Work to complete: Return the records word for word. Pictures do not belong in the copy.
-- Extracted records follows --
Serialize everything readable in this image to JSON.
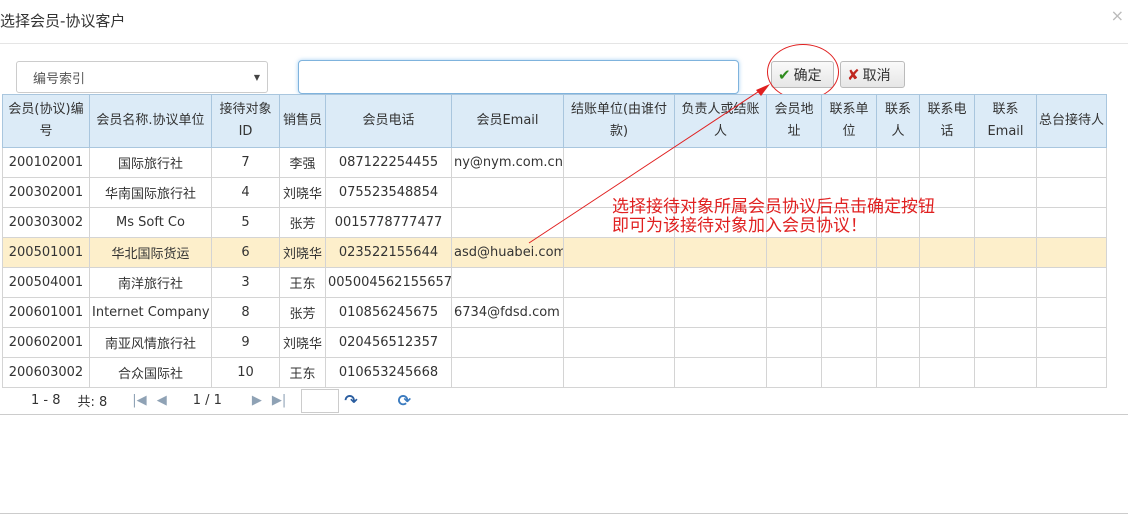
{
  "dialog": {
    "title": "选择会员-协议客户"
  },
  "toolbar": {
    "select_value": "编号索引",
    "search_value": "",
    "ok_label": "确定",
    "cancel_label": "取消"
  },
  "grid": {
    "headers": [
      "会员(协议)编号",
      "会员名称.协议单位",
      "接待对象ID",
      "销售员",
      "会员电话",
      "会员Email",
      "结账单位(由谁付款)",
      "负责人或结账人",
      "会员地址",
      "联系单位",
      "联系人",
      "联系电话",
      "联系Email",
      "总台接待人"
    ],
    "rows": [
      [
        "200102001",
        "国际旅行社",
        "7",
        "李强",
        "087122254455",
        "ny@nym.com.cn",
        "",
        "",
        "",
        "",
        "",
        "",
        "",
        ""
      ],
      [
        "200302001",
        "华南国际旅行社",
        "4",
        "刘晓华",
        "075523548854",
        "",
        "",
        "",
        "",
        "",
        "",
        "",
        "",
        ""
      ],
      [
        "200303002",
        "Ms Soft Co",
        "5",
        "张芳",
        "0015778777477",
        "",
        "",
        "",
        "",
        "",
        "",
        "",
        "",
        ""
      ],
      [
        "200501001",
        "华北国际货运",
        "6",
        "刘晓华",
        "023522155644",
        "asd@huabei.com",
        "",
        "",
        "",
        "",
        "",
        "",
        "",
        ""
      ],
      [
        "200504001",
        "南洋旅行社",
        "3",
        "王东",
        "005004562155657",
        "",
        "",
        "",
        "",
        "",
        "",
        "",
        "",
        ""
      ],
      [
        "200601001",
        "Internet Company",
        "8",
        "张芳",
        "010856245675",
        "6734@fdsd.com",
        "",
        "",
        "",
        "",
        "",
        "",
        "",
        ""
      ],
      [
        "200602001",
        "南亚风情旅行社",
        "9",
        "刘晓华",
        "020456512357",
        "",
        "",
        "",
        "",
        "",
        "",
        "",
        "",
        ""
      ],
      [
        "200603002",
        "合众国际社",
        "10",
        "王东",
        "010653245668",
        "",
        "",
        "",
        "",
        "",
        "",
        "",
        "",
        ""
      ]
    ],
    "selected_row": 3
  },
  "pager": {
    "range": "1 - 8",
    "total": "共: 8",
    "page": "1 / 1"
  },
  "annotation": {
    "line1": "选择接待对象所属会员协议后点击确定按钮",
    "line2": "即可为该接待对象加入会员协议！"
  },
  "colors": {
    "header_bg": "#dcebf7",
    "selected_row_bg": "#fdefcb",
    "annotation": "#e02020"
  }
}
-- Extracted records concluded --
Answer section:
Serialize everything readable in this image to JSON.
{
  "dialog": {
    "title": "选择会员-协议客户"
  },
  "toolbar": {
    "select_value": "编号索引",
    "search_value": "",
    "ok_label": "确定",
    "cancel_label": "取消"
  },
  "grid": {
    "headers": [
      "会员(协议)编号",
      "会员名称.协议单位",
      "接待对象ID",
      "销售员",
      "会员电话",
      "会员Email",
      "结账单位(由谁付款)",
      "负责人或结账人",
      "会员地址",
      "联系单位",
      "联系人",
      "联系电话",
      "联系Email",
      "总台接待人"
    ],
    "rows": [
      [
        "200102001",
        "国际旅行社",
        "7",
        "李强",
        "087122254455",
        "ny@nym.com.cn",
        "",
        "",
        "",
        "",
        "",
        "",
        "",
        ""
      ],
      [
        "200302001",
        "华南国际旅行社",
        "4",
        "刘晓华",
        "075523548854",
        "",
        "",
        "",
        "",
        "",
        "",
        "",
        "",
        ""
      ],
      [
        "200303002",
        "Ms Soft Co",
        "5",
        "张芳",
        "0015778777477",
        "",
        "",
        "",
        "",
        "",
        "",
        "",
        "",
        ""
      ],
      [
        "200501001",
        "华北国际货运",
        "6",
        "刘晓华",
        "023522155644",
        "asd@huabei.com",
        "",
        "",
        "",
        "",
        "",
        "",
        "",
        ""
      ],
      [
        "200504001",
        "南洋旅行社",
        "3",
        "王东",
        "005004562155657",
        "",
        "",
        "",
        "",
        "",
        "",
        "",
        "",
        ""
      ],
      [
        "200601001",
        "Internet Company",
        "8",
        "张芳",
        "010856245675",
        "6734@fdsd.com",
        "",
        "",
        "",
        "",
        "",
        "",
        "",
        ""
      ],
      [
        "200602001",
        "南亚风情旅行社",
        "9",
        "刘晓华",
        "020456512357",
        "",
        "",
        "",
        "",
        "",
        "",
        "",
        "",
        ""
      ],
      [
        "200603002",
        "合众国际社",
        "10",
        "王东",
        "010653245668",
        "",
        "",
        "",
        "",
        "",
        "",
        "",
        "",
        ""
      ]
    ],
    "selected_row": 3
  },
  "pager": {
    "range": "1 - 8",
    "total": "共: 8",
    "page": "1 / 1"
  },
  "annotation": {
    "line1": "选择接待对象所属会员协议后点击确定按钮",
    "line2": "即可为该接待对象加入会员协议！"
  },
  "colors": {
    "header_bg": "#dcebf7",
    "selected_row_bg": "#fdefcb",
    "annotation": "#e02020"
  }
}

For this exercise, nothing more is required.